■ **Task instructions**: Spot each line in the data below containing "Desktop" and copy it.

Data listing Block Start

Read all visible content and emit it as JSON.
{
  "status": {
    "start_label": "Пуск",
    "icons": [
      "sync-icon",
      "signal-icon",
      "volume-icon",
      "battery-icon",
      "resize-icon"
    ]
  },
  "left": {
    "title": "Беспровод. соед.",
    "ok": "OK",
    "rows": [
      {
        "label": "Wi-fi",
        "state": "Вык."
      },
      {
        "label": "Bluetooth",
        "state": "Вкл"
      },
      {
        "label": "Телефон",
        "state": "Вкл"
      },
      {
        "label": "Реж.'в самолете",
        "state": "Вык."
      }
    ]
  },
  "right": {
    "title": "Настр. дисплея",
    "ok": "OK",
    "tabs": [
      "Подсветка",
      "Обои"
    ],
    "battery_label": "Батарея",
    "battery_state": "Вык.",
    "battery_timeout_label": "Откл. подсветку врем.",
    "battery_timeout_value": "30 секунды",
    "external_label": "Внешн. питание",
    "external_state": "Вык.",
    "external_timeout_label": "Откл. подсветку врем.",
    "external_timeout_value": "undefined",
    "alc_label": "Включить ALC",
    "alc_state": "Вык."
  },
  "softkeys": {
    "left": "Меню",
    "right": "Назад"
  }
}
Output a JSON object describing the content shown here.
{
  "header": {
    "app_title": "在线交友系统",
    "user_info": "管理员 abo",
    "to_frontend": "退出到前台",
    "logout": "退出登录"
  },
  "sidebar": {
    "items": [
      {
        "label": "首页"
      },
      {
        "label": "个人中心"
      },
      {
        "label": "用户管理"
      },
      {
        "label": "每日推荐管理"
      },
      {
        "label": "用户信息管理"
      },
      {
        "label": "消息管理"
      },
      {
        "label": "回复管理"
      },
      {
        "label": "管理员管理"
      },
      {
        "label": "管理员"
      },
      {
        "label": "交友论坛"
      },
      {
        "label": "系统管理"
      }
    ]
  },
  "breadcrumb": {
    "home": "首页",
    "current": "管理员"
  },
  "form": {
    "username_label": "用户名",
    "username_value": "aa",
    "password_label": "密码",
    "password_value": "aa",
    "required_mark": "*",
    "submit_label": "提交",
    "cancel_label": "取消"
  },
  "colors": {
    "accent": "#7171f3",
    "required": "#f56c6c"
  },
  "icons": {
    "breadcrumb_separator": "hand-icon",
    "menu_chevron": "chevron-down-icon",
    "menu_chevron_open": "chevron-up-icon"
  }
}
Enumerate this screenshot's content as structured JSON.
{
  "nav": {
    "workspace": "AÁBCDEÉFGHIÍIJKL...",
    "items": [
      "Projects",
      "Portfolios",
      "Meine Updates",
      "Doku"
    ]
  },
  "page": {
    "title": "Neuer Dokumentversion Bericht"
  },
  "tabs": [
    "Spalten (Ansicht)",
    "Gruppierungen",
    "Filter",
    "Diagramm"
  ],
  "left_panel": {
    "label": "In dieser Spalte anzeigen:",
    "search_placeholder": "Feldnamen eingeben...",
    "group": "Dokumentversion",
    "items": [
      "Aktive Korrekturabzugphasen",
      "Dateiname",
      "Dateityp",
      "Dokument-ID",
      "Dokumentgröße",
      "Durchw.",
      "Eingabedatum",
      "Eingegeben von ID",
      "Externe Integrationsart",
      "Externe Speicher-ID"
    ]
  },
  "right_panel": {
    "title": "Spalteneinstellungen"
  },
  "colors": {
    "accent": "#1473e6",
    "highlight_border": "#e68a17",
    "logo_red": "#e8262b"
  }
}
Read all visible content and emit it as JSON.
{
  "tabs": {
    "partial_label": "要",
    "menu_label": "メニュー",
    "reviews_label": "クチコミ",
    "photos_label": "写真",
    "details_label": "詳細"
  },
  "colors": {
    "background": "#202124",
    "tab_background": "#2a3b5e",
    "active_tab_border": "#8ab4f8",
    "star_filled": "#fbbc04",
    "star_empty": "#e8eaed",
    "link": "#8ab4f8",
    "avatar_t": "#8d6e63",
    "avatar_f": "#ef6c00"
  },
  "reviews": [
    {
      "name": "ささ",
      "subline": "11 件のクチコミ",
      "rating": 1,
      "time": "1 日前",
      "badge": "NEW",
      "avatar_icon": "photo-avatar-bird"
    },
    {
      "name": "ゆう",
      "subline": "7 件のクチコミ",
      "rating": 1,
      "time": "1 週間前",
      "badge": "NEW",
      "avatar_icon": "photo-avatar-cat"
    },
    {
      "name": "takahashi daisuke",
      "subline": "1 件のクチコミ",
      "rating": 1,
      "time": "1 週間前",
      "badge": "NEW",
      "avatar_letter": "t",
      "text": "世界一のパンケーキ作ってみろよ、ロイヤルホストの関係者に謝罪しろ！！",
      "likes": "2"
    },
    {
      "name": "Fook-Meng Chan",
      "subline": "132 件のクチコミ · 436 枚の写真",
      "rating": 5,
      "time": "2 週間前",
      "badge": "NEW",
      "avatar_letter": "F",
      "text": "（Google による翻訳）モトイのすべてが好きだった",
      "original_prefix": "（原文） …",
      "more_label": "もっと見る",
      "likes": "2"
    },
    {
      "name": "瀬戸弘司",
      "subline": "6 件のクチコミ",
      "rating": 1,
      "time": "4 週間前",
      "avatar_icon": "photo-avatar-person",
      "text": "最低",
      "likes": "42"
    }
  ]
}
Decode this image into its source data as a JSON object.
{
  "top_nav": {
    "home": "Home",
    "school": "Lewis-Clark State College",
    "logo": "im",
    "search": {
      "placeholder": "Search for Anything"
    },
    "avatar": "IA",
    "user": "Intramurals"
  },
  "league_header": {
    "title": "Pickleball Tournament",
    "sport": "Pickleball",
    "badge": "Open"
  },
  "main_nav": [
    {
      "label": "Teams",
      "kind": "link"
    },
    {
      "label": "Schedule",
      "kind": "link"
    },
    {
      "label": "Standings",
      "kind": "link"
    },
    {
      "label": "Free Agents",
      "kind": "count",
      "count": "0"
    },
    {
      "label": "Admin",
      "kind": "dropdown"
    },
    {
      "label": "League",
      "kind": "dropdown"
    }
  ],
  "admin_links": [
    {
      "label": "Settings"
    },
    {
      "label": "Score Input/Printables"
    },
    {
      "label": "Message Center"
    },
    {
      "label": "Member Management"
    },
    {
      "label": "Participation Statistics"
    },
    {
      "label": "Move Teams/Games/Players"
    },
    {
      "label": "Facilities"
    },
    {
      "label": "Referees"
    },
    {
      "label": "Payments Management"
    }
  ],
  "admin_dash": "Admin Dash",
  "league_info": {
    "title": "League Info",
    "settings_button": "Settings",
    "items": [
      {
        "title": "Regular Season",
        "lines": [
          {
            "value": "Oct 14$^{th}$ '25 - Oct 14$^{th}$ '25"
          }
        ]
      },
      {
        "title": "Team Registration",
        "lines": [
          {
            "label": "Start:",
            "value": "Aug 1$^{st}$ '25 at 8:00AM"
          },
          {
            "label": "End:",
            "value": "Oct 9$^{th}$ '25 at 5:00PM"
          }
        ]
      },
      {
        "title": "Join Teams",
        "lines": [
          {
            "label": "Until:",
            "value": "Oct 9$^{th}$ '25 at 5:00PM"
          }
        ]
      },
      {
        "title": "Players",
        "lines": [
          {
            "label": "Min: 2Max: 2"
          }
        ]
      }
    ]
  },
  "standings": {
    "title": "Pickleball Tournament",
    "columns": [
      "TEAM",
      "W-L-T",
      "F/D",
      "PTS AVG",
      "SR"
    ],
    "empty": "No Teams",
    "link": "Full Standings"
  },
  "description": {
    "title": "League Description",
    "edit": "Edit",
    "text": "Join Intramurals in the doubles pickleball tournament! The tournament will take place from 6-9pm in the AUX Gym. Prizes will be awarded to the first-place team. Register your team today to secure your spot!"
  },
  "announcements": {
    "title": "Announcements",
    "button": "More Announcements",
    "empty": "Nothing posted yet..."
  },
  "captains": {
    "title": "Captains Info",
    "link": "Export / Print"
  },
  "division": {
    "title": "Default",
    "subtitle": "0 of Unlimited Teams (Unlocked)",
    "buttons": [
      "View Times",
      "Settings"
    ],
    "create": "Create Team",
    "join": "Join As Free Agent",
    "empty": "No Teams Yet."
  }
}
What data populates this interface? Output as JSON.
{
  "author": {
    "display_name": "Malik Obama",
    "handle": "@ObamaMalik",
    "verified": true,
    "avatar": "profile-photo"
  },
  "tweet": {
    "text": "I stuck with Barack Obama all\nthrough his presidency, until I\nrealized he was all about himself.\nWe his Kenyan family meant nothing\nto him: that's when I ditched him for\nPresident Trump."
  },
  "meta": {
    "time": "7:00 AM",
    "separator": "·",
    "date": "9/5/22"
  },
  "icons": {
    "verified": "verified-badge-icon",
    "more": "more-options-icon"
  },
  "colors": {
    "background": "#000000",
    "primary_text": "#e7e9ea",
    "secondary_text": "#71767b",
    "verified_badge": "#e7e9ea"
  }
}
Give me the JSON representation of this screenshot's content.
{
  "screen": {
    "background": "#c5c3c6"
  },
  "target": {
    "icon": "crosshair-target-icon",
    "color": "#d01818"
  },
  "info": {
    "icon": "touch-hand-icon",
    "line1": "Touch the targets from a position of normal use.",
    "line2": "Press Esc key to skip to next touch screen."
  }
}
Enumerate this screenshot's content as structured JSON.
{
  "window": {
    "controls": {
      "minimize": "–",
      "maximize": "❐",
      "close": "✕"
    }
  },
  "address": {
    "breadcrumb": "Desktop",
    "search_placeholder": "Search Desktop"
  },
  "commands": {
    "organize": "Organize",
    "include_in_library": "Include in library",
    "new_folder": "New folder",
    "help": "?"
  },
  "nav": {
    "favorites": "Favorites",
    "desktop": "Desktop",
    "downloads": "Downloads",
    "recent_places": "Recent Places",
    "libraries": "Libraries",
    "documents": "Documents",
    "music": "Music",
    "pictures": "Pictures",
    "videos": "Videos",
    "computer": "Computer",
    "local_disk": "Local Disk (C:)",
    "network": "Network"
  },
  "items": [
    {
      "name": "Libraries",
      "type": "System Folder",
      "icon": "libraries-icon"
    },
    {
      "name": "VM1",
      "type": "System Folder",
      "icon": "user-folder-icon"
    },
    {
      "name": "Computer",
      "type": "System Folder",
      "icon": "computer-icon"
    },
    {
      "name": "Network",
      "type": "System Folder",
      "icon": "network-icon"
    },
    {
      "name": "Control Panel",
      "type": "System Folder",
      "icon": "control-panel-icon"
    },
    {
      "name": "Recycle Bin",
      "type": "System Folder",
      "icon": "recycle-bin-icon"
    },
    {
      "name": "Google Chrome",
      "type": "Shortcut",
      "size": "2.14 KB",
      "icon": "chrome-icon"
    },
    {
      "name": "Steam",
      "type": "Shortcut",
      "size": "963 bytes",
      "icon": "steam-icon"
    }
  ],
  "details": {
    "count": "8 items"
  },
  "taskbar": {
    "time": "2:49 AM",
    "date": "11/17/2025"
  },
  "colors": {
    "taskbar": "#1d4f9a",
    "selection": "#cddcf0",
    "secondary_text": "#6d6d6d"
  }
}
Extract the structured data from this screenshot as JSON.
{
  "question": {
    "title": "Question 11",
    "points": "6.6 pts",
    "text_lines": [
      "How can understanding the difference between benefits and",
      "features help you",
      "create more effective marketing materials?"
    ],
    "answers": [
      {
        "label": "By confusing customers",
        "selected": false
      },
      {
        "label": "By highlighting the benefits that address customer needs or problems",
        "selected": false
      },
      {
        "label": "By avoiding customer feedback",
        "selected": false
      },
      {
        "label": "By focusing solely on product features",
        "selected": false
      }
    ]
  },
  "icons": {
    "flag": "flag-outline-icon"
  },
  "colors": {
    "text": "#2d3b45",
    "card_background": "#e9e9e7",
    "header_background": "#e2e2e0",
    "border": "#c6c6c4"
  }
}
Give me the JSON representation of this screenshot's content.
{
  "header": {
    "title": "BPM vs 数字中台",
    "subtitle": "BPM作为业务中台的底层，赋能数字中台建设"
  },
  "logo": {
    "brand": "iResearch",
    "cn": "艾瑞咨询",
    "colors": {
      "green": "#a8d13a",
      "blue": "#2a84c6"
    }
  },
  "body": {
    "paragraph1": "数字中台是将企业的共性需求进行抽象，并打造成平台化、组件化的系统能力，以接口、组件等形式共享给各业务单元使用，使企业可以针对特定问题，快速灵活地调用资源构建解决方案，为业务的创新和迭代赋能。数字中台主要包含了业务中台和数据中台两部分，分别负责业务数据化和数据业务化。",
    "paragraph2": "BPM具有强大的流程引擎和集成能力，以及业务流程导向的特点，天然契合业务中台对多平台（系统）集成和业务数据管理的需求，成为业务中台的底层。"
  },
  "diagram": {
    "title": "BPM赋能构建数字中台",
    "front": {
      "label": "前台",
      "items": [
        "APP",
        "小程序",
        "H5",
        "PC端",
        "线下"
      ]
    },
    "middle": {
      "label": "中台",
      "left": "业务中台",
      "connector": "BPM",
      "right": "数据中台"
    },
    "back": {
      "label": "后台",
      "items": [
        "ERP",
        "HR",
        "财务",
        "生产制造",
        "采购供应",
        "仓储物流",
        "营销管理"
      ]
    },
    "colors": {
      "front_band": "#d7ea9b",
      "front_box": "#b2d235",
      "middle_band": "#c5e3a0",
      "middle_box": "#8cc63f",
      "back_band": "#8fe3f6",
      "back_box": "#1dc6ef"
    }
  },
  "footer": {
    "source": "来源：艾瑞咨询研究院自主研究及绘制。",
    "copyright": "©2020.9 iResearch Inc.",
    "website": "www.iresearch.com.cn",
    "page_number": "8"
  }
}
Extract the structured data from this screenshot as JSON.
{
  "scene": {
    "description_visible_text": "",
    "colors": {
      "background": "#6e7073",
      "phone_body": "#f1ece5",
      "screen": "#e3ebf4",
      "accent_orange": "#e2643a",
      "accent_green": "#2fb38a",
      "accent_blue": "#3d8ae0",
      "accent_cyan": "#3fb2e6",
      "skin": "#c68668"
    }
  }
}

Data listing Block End

■ **Task result**:
    "breadcrumb": "Desktop",
    "search_placeholder": "Search Desktop"
    "desktop": "Desktop",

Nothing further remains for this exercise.